Its complex structure houses not only the JSC courts and staff, but other Government arms in the judiciary sector, including the Zimbabwe Republic Police, the Zimbabwe Prisons and Correctional Service and the National Prosecution Authority.
Court officials who spoke to The Herald, but requested anonymity, said the new building has built confidence in them.
They said the poor ablution services at the now abandoned structure were failing to cope with the number of workers and visitors, including litigants.
“We have been given back our status, and it is highly prestigious to be working at a court building like this, where we have access to a library, decent meals on site, modern equipment and technology for case handling and management,” a female staffer revealed.
“We have a Premier Services Medical Aid Society (PSMAS) clinic on site, and this is world class service at its best.”
The clinic also serves litigants and members of the public attending to court business.
For local lawyers, the new building represents a new revolution in the judiciary sector within the whole province.
Mr Mike Mutsvairo of Mushonga, Mutsvairo and Associates, who is yet to represent his clients in the new court, was marvelled by the new building, courtrooms and layout of the new building.
He said, “It is obvious and crystal clear that there is a world of difference between the old court house and the new court house.
“The new courthouse is state-of-the-art, and meets international standards as to what a courthouse should be like in terms of set up.
“It is spacious, well-furnished and has the required gadgets, amenities and features.
“All the requisite, ancillary services, such as the Sheriff’s Offices, and Clerk of Courts are under one roof.”
He congratulated the JSC for completing the new courthouse after 20 years, saying it was going to assist in the effective administration of justice.
“There will be no excuse associated with lack of courtrooms in having matters heard.
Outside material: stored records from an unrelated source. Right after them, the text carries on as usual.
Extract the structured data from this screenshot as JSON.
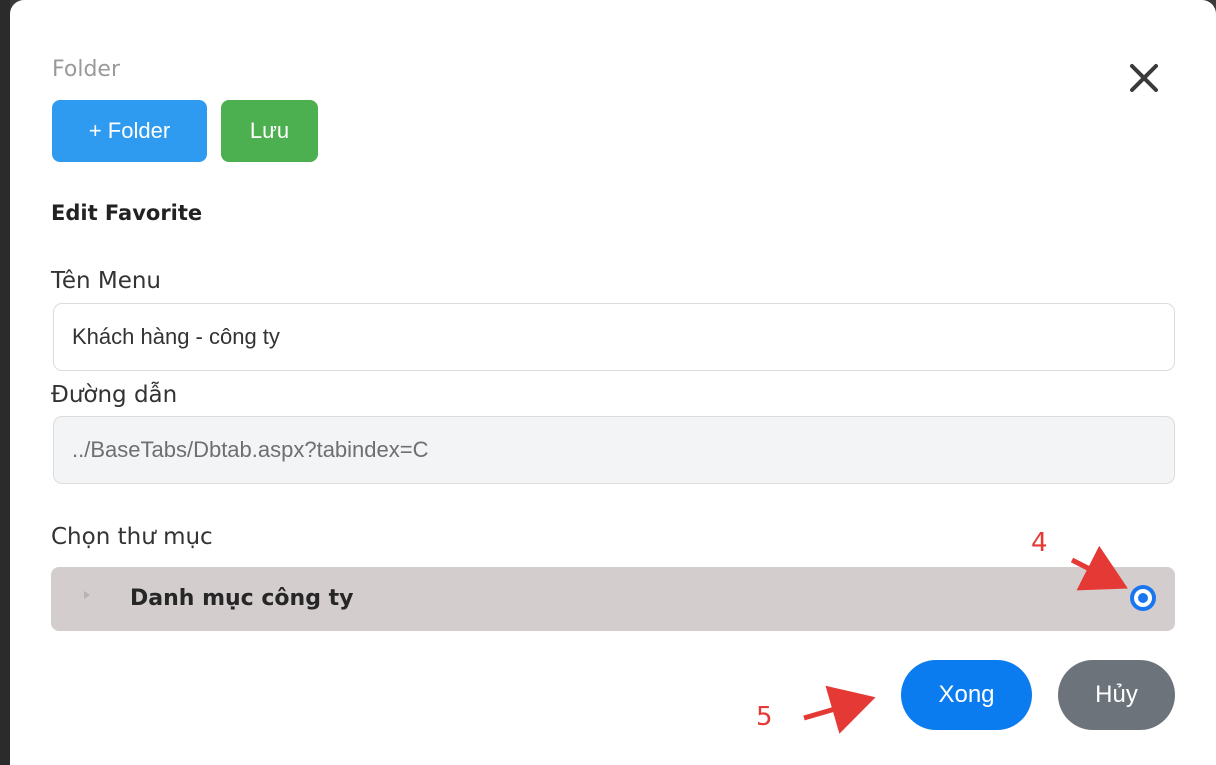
{
  "modal": {
    "folder_label": "Folder",
    "add_folder_label": "+ Folder",
    "save_label": "Lưu",
    "section_title": "Edit Favorite",
    "close_icon": "close-icon"
  },
  "form": {
    "menu_name_label": "Tên Menu",
    "menu_name_value": "Khách hàng - công ty",
    "path_label": "Đường dẫn",
    "path_value": "../BaseTabs/Dbtab.aspx?tabindex=C",
    "choose_folder_label": "Chọn thư mục"
  },
  "folders": [
    {
      "name": "Danh mục công ty",
      "selected": true
    }
  ],
  "footer": {
    "done_label": "Xong",
    "cancel_label": "Hủy"
  },
  "annotations": {
    "step_4": "4",
    "step_5": "5",
    "color": "#e53935"
  },
  "colors": {
    "primary": "#2e9bf0",
    "success": "#4caf50",
    "done": "#0a7cf0",
    "secondary": "#6c737b",
    "selected_row": "#d3cdcd"
  }
}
“The icing on the cake is the establishment of a High Court seat, which will go a long way in minimising costs and time associated with approaching the court in Harare.”
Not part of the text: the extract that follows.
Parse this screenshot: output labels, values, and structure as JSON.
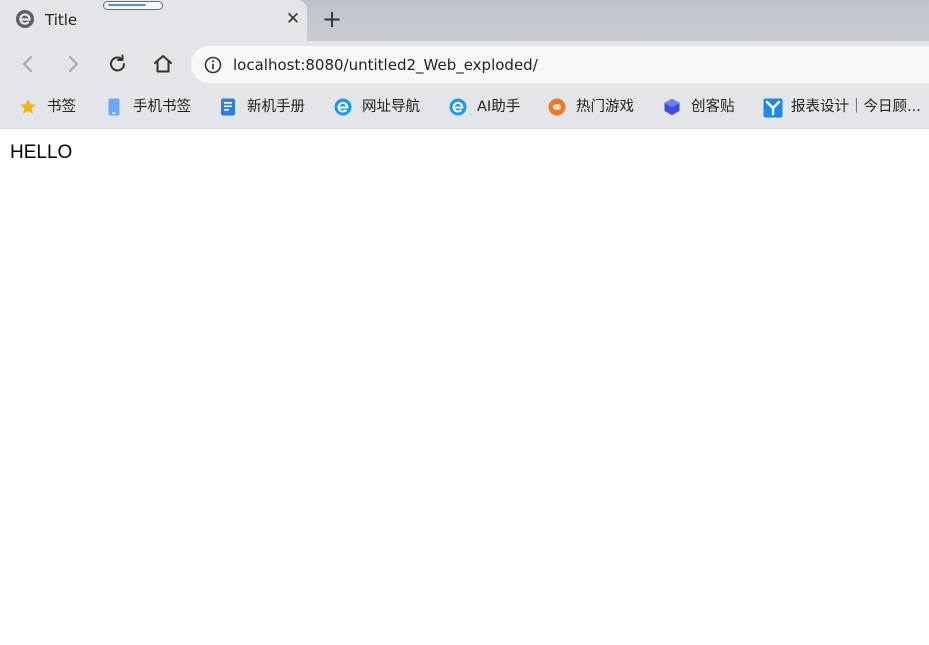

Mr Fortune Murisi of Murisi Law Firm concurred, saying the new building inspires efficiency in justice delivery.
Chinhoyi Municipality, which eyes city status by 2023, is also optimistic that the new structure will add weight to the provincial capital’s application.
The council’s spokesperson, Mr Tichaona Mlauzi, said the multi-million dollar building was a major investment that would see the provincial capital being upgraded.
“We are quite happy about the establishment of Chinhoyi Courts Building by the JSC, especially as we have a thrust towards city status.
“Chinhoyi is the administrative centre for Mashonaland West, and most of our legal businesses are being done in Harare. So, the decentralisation of the High Court will make the area busy,” he said.
Chinhoyi houses all the Government’s provincial offices, and is home to the province’s only higher education and tertiary institution, Chinhoyi University of Technology.
A woman at the court with her daughter, who was raped recently, said, unlike the old court building, the new court was designed in such a way that gives confidence and security to complainants.
She said her daughter will not hesitate to seek justice from the man who sexually violated her.
Another woman, Mrs Mary Mufarachiya, from Mhangura, whose husband succumbed to Covid-19 a few months back, said the decentralisation of the High Court to Chinhoyi was going to make it easier for her, as she registers for her husband’s estate.
She is among many people who parted ways with a lot of money to seek High Court services in Harare.
For traditional leaders, who play a pivotal role in primary justice delivery, the new court is expected to address pending cases that they refer to the courts.
Chief Chundu, Senator Abel Mbasera, said the new building would ensure that communities in the area save from the High Court seat.
“As chiefs, we are grateful to President Mnangagwa and the Second Republic for decentralising the High Court,” he said.
The building has basement compartments, over 40 offices, eight courtrooms, eight holding cells, eight detention cells, two libraries, four kitchens, four storerooms and two strongrooms.